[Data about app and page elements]
______

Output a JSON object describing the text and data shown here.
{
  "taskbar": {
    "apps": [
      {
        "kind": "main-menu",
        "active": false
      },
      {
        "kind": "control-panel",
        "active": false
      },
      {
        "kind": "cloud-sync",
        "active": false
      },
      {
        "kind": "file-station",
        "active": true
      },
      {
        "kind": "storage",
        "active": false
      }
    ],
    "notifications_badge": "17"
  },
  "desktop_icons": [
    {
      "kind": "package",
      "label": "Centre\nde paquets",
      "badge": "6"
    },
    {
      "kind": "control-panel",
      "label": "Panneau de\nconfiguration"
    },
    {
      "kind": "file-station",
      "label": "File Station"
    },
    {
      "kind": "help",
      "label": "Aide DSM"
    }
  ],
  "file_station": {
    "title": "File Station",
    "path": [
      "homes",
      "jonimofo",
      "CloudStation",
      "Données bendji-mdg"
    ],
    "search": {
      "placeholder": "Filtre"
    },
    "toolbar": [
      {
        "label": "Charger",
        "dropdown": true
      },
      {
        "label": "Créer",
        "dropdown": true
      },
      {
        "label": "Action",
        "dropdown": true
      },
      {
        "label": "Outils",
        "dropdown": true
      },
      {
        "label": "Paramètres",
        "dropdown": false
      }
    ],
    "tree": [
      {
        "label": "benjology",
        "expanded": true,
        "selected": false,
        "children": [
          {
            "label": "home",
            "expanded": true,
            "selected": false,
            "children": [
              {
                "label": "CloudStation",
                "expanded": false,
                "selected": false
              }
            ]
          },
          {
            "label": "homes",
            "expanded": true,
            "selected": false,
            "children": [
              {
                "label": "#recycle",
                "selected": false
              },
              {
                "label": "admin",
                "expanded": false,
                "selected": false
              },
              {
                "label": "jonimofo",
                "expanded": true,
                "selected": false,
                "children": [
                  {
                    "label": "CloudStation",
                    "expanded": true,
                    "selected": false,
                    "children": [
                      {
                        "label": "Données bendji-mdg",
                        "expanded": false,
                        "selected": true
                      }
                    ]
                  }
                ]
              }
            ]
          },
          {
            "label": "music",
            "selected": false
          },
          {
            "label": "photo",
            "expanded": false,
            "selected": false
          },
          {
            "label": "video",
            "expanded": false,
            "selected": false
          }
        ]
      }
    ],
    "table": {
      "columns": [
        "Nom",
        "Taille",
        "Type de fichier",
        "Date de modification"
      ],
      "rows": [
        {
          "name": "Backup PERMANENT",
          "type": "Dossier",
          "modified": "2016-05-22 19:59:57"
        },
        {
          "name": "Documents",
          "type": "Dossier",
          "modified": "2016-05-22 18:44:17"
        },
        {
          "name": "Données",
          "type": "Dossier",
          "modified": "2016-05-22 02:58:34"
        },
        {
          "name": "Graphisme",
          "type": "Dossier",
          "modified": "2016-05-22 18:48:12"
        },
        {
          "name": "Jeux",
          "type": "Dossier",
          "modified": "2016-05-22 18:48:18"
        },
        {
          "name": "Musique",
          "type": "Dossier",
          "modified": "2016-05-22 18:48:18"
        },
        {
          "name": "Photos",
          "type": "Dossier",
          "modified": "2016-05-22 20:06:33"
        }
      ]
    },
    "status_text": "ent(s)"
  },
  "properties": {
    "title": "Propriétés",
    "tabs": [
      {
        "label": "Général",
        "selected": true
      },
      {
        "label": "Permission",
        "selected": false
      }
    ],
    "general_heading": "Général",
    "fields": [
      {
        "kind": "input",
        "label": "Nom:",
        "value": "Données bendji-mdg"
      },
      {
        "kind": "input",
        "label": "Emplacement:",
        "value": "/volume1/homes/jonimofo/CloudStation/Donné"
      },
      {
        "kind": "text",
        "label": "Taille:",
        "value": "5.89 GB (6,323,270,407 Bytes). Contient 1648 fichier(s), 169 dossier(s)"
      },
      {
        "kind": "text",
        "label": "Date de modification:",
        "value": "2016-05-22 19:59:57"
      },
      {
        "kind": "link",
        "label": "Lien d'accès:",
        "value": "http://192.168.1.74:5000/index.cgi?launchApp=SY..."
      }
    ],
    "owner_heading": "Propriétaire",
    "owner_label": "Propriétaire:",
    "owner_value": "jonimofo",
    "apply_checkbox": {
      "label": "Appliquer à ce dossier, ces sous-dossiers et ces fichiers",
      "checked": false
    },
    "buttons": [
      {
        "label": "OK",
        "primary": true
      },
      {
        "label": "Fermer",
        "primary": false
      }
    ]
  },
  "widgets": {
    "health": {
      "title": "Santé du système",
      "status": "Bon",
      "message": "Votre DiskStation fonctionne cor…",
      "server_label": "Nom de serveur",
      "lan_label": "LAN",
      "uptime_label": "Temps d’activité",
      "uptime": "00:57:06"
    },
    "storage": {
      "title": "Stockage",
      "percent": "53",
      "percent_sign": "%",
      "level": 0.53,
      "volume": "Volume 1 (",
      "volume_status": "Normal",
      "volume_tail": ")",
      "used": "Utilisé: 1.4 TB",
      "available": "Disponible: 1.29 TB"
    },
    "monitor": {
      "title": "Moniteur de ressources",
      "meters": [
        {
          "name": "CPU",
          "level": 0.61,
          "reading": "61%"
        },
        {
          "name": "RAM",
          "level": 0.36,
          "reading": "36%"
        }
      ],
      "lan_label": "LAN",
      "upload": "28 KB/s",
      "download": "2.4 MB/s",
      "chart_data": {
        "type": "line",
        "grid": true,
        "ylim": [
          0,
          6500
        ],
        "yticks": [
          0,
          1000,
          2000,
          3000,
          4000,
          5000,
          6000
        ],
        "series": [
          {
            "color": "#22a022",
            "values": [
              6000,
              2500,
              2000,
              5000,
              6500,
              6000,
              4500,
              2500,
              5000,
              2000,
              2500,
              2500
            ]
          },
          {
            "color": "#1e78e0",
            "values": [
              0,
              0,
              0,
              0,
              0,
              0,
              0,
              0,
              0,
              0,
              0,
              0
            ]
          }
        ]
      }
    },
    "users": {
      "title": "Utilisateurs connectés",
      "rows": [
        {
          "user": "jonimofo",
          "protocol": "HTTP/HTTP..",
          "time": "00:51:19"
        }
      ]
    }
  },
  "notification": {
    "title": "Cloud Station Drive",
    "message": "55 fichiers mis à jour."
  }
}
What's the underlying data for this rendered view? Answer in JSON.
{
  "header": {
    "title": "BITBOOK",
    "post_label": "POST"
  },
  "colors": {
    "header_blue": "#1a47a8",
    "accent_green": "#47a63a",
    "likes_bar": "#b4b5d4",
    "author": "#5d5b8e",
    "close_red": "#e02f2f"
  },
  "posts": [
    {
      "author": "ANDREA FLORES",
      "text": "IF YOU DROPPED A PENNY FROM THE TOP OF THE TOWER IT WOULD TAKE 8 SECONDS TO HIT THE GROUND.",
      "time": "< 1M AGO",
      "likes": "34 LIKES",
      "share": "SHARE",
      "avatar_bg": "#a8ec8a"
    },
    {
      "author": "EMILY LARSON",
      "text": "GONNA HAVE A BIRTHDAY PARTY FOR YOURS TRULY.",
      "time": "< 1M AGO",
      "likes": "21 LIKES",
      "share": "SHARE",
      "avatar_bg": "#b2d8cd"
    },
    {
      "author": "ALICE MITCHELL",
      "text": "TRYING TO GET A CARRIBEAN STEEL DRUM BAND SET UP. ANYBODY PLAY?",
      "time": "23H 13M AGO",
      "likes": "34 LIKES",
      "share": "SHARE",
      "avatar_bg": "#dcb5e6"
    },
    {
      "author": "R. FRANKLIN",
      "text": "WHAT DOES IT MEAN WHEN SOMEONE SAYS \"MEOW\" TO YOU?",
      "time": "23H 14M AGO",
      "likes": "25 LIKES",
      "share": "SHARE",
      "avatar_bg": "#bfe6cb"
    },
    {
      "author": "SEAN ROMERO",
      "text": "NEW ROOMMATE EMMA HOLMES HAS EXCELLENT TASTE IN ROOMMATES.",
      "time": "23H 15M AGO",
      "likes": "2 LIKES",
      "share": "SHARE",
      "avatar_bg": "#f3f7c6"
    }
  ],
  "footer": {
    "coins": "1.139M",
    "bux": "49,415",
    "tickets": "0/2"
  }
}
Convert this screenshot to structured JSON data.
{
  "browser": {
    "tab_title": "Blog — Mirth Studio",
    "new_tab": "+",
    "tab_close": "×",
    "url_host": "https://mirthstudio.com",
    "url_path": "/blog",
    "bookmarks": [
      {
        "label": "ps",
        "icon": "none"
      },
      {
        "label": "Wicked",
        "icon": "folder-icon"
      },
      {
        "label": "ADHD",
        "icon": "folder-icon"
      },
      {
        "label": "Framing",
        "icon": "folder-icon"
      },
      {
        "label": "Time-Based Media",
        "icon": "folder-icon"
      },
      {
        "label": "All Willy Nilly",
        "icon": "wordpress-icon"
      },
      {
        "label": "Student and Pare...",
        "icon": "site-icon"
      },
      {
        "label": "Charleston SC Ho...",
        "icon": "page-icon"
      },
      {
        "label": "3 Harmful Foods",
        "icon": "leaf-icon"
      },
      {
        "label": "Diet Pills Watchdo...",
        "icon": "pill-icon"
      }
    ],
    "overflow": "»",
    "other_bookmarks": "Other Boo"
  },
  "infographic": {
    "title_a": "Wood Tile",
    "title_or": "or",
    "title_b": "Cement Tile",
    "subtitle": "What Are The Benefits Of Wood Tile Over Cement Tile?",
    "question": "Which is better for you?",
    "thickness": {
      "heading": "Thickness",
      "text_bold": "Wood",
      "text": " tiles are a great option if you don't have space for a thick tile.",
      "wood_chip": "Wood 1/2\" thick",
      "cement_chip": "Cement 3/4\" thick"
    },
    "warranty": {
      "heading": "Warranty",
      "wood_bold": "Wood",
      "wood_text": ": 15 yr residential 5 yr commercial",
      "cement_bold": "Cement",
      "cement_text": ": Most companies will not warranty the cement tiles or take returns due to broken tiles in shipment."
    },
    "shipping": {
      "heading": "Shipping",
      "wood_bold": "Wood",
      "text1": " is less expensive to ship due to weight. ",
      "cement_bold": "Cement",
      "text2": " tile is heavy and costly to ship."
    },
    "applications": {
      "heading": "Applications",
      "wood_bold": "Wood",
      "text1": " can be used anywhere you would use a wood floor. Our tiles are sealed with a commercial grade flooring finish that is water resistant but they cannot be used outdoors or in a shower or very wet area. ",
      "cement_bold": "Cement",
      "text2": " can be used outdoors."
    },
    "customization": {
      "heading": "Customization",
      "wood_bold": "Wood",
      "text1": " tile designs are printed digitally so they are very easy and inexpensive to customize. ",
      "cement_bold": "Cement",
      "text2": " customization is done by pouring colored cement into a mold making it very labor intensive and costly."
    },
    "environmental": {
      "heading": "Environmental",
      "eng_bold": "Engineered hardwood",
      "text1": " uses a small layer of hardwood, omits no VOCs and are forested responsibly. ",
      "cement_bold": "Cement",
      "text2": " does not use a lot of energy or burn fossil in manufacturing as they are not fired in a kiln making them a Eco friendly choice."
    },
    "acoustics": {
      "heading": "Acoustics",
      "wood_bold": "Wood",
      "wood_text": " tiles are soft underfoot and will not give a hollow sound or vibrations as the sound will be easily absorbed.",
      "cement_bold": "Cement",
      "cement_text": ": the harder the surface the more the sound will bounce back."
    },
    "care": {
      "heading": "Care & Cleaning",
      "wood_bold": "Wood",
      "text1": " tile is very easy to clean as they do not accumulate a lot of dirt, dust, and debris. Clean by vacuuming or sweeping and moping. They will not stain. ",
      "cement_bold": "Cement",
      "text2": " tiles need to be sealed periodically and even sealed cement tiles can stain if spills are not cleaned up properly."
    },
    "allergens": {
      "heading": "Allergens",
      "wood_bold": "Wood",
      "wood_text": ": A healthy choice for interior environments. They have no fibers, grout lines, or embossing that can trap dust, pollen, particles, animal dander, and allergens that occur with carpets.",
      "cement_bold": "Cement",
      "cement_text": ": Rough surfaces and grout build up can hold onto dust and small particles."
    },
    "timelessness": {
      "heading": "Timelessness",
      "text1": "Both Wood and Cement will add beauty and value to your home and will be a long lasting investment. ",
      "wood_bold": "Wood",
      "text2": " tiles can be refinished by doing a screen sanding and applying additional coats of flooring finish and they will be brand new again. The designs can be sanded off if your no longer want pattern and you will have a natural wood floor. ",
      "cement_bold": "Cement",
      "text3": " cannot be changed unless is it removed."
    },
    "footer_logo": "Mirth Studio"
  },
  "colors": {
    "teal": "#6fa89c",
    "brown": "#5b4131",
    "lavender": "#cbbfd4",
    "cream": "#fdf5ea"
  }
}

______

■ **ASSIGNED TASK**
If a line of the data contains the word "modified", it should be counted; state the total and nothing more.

■ **THE COMPLETED TASK**
7